I found this article to be a good read. I found this part of the passage intriguing, “The English language is derived from two main sources. One is latin the florid language of Ancient Rome. The other is Anglo-Saxon, the plain languages of England and northern Rome.” This section was particularly interesting to read to get a sense of history behind our English language. Words that end in -ion or -ent are derived from these ancient languages. This was something new that was brought to my attention. The passage also talked about active and passive verbs which for myself a student journalist, is something I need to be aware of and comprehend to my full capability in order to succeed in the professional realm of journalism. This article also sparked my interest with the phrases, “Short is always better than long.” and “Simple is good.” So far in Newswriting the main priority of my writing is to inform with factual quotes and creditable sources but also to keep the stories short and to the point. One of the main lessons that has been instilled in me since day one of being a student journalist is to keep the stories short. They should be simplistic and newsworthy.

Source: What is Good Writing?

PAJ Ch 7

In PAJ Ch 7, I noticed this passage, “The First Amendment, enshrined in the Bill of Rights, remains deceptively straightforward: Congress shall make no law respecting an establishment of religion, or prohibiting the free exercise thereof: or abridging the freedom of speech, or of the press; or the right of the people peaceably to assemble, and to petition the Government for a a redress of grievances.” (Craft & Davis 181)

I really liked this part of the chapter. Most modern day people are aware of the rights and the first amendment but don’t really know what it means as far as words go. This part really emphasized what congress can do. I feel is severely important to know as a citizen. The first amendment not only affects you as an individual but also higher powers as well.

Source: PAJ Ch 7

Vanessa Otero’s Complex vs. Clickbait, Liberal vs. Conservative Media Chart

This blog post was interesting to read. The chart I may not totally agree with as I think CNN should not be in the middle but it does draw some conclusions about fake news. This made me think about the time  Was talking with a friend about left or right side news. I told my friend, Sean Mrozek to check out the blog website, the Medium.

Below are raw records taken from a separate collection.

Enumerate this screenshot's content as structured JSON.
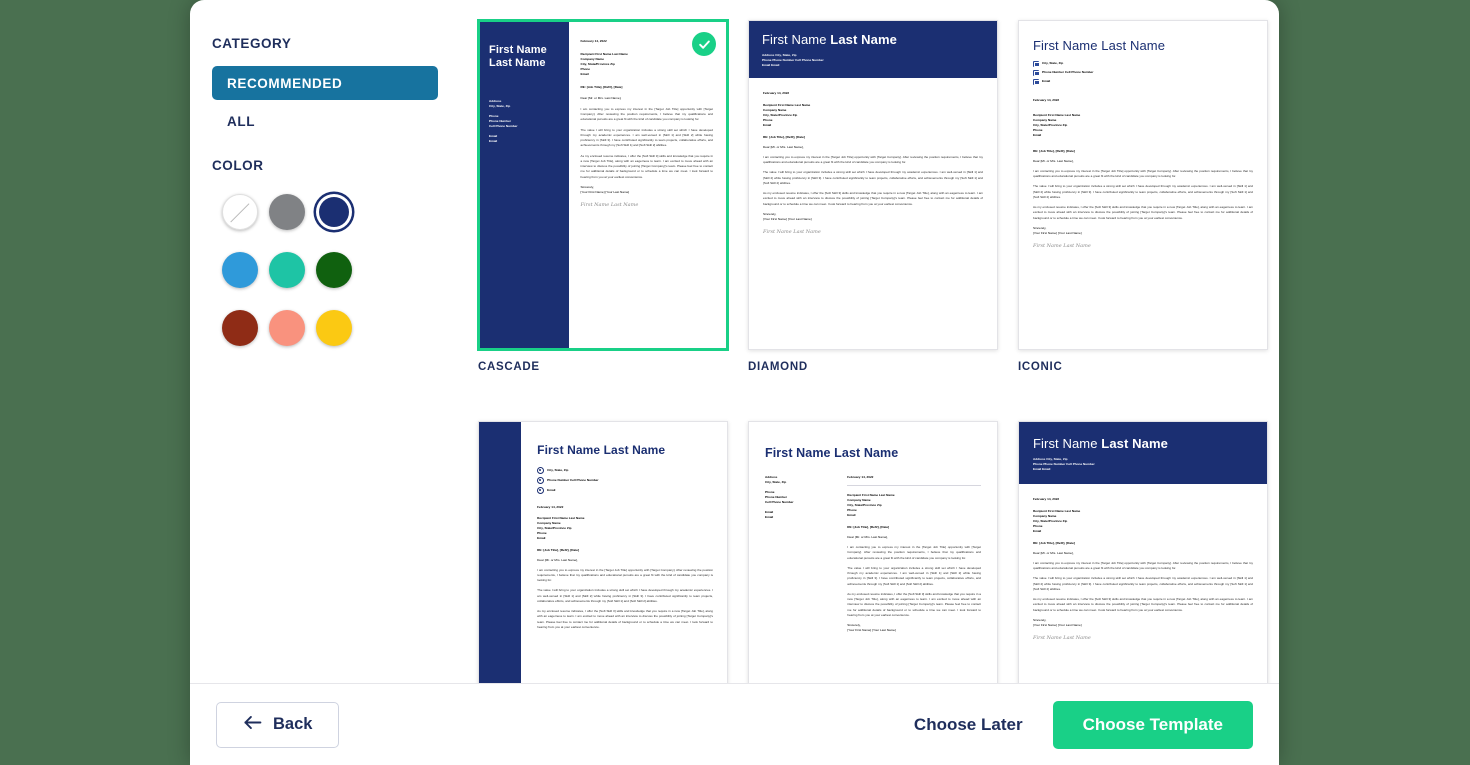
{
  "sidebar": {
    "category_heading": "CATEGORY",
    "categories": [
      {
        "label": "RECOMMENDED",
        "selected": true
      },
      {
        "label": "ALL",
        "selected": false
      }
    ],
    "color_heading": "COLOR",
    "colors": [
      {
        "name": "none",
        "hex": "#ffffff",
        "selected": false
      },
      {
        "name": "gray",
        "hex": "#808285",
        "selected": false
      },
      {
        "name": "navy",
        "hex": "#1b2f72",
        "selected": true
      },
      {
        "name": "light-blue",
        "hex": "#2f9ada",
        "selected": false
      },
      {
        "name": "teal",
        "hex": "#1ec4a5",
        "selected": false
      },
      {
        "name": "dark-green",
        "hex": "#10610f",
        "selected": false
      },
      {
        "name": "rust",
        "hex": "#8f2c16",
        "selected": false
      },
      {
        "name": "salmon",
        "hex": "#f9927e",
        "selected": false
      },
      {
        "name": "yellow",
        "hex": "#fbc913",
        "selected": false
      }
    ]
  },
  "letter": {
    "first_name": "First Name",
    "last_name": "Last Name",
    "full_name": "First Name Last Name",
    "address_label": "Address",
    "address_value": "City, State, Zip",
    "phone_label": "Phone",
    "phone_value": "Phone Number",
    "cell_value": "Cell Phone Number",
    "email_label": "Email",
    "email_value": "Email",
    "inline_address": "Address  City, State, Zip",
    "inline_phone": "Phone  Phone Number  Cell Phone Number",
    "inline_email": "Email  Email",
    "icon_address": "City, State, Zip",
    "icon_phone": "Phone Number  Cell Phone Number",
    "icon_email": "Email",
    "date": "February 14, 2022",
    "recipient_name": "Recipient First Name Last Name",
    "recipient_company": "Company Name",
    "recipient_city": "City, State/Province Zip",
    "recipient_phone": "Phone",
    "recipient_email": "Email",
    "subject": "RE: [Job Title], [Ref#], [Date]",
    "salutation": "Dear [Mr. or Mrs. Last Name],",
    "p1": "I am contacting you to express my interest in the [Target Job Title] opportunity with [Target Company]. After reviewing the position requirements, I believe that my qualifications and educational pursuits are a great fit with the kind of candidate you company is looking for.",
    "p2": "The value I will bring to your organization includes a strong skill set which I have developed through my academic experiences. I am well-versed in [Skill 1] and [Skill 2] while having proficiency in [Skill 3]. I have contributed significantly to team projects, collaborative efforts, and achievements through my [Soft Skill 1] and [Soft Skill 2] abilities.",
    "p3": "As my enclosed resume indicates, I offer the [Soft Skill 3] skills and knowledge that you require in a new [Target Job Title], along with an eagerness to learn. I am excited to move ahead with an interview to discuss the possibility of joining [Target Company]'s team. Please feel free to contact me for additional details of background or to schedule a time we can meet. I look forward to hearing from you at your earliest convenience.",
    "closing": "Sincerely,",
    "signer": "[Your First Name] [Your Last Name]",
    "signature": "First Name Last Name"
  },
  "templates": [
    {
      "id": "cascade",
      "label": "CASCADE",
      "selected": true,
      "layout": "left-navy-panel"
    },
    {
      "id": "diamond",
      "label": "DIAMOND",
      "selected": false,
      "layout": "navy-header-band"
    },
    {
      "id": "iconic",
      "label": "ICONIC",
      "selected": false,
      "layout": "icon-square-header"
    },
    {
      "id": "template-4",
      "label": "",
      "selected": false,
      "layout": "navy-stripe-icons"
    },
    {
      "id": "template-5",
      "label": "",
      "selected": false,
      "layout": "two-column"
    },
    {
      "id": "template-6",
      "label": "",
      "selected": false,
      "layout": "navy-header-band"
    }
  ],
  "footer": {
    "back_label": "Back",
    "back_icon": "arrow-left-icon",
    "choose_later_label": "Choose Later",
    "choose_template_label": "Choose Template"
  },
  "theme": {
    "accent_green": "#19d087",
    "navy": "#1b2f72",
    "category_blue": "#17739f",
    "page_background": "#4a7050"
  }
}
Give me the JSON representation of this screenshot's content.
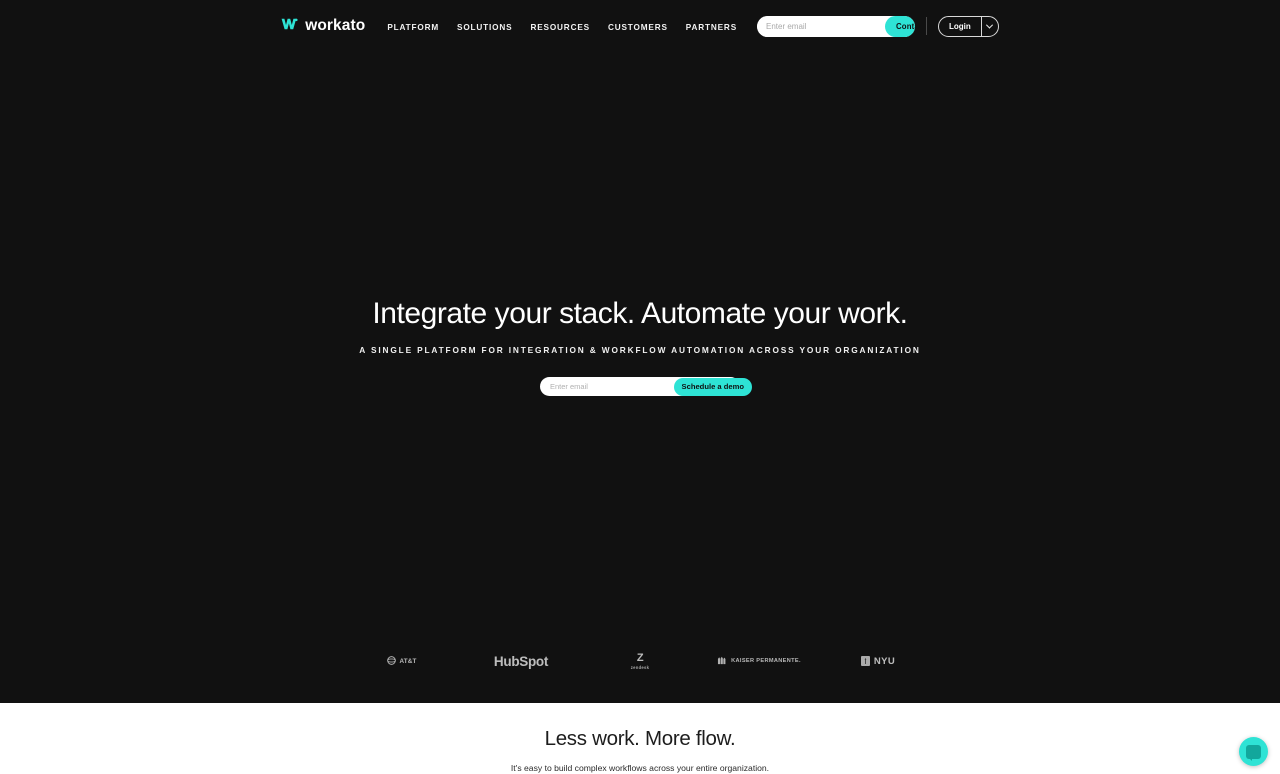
{
  "colors": {
    "accent_teal": "#2ee3d5",
    "hero_background": "#111111",
    "light_background": "#ffffff",
    "chat_icon": "#12a79c"
  },
  "nav": {
    "brand_name": "workato",
    "brand_mark_icon": "workato-w-logo-icon",
    "links": [
      {
        "label": "PLATFORM"
      },
      {
        "label": "SOLUTIONS"
      },
      {
        "label": "RESOURCES"
      },
      {
        "label": "CUSTOMERS"
      },
      {
        "label": "PARTNERS"
      }
    ],
    "email_placeholder": "Enter email",
    "email_value": "",
    "contact_sales_label": "Contact Sales",
    "login_label": "Login",
    "login_caret_icon": "chevron-down-icon"
  },
  "hero": {
    "title": "Integrate your stack. Automate your work.",
    "subtitle": "A SINGLE PLATFORM FOR INTEGRATION & WORKFLOW AUTOMATION ACROSS YOUR ORGANIZATION",
    "email_placeholder": "Enter email",
    "email_value": "",
    "demo_button_label": "Schedule a demo"
  },
  "logos": [
    {
      "name": "AT&T",
      "text": "AT&T",
      "icon": "att-globe-icon"
    },
    {
      "name": "HubSpot",
      "text": "HubSpot",
      "icon": "hubspot-sprocket-icon"
    },
    {
      "name": "Zendesk",
      "text": "zendesk",
      "mark": "Z",
      "icon": "zendesk-mark-icon"
    },
    {
      "name": "Kaiser Permanente",
      "text": "KAISER PERMANENTE.",
      "icon": "kaiser-permanente-icon"
    },
    {
      "name": "NYU",
      "text": "NYU",
      "icon": "nyu-torch-icon"
    }
  ],
  "light_section": {
    "title": "Less work. More flow.",
    "subtitle": "It's easy to build complex workflows across your entire organization."
  },
  "chat": {
    "icon": "chat-bubble-icon",
    "aria_label": "Open chat"
  }
}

My friend quickly started to ask me if the site was left or right sided. I told him the site contains blogs from all kinds of different genres. Soon after, I looked at his social media feeds and he shares things that are all Pro-Trump related. I shared an article with him that bashed Trump and he told me this was fake news and hid the post from his feed. I guess it is all up to the reader to decipher through the bias and unbiased companies. All readers should be influenced to get both sides then form an opinion.

Source: Vanessa Otero’s Complex vs. Clickbait, Liberal vs. Conservative Media Chart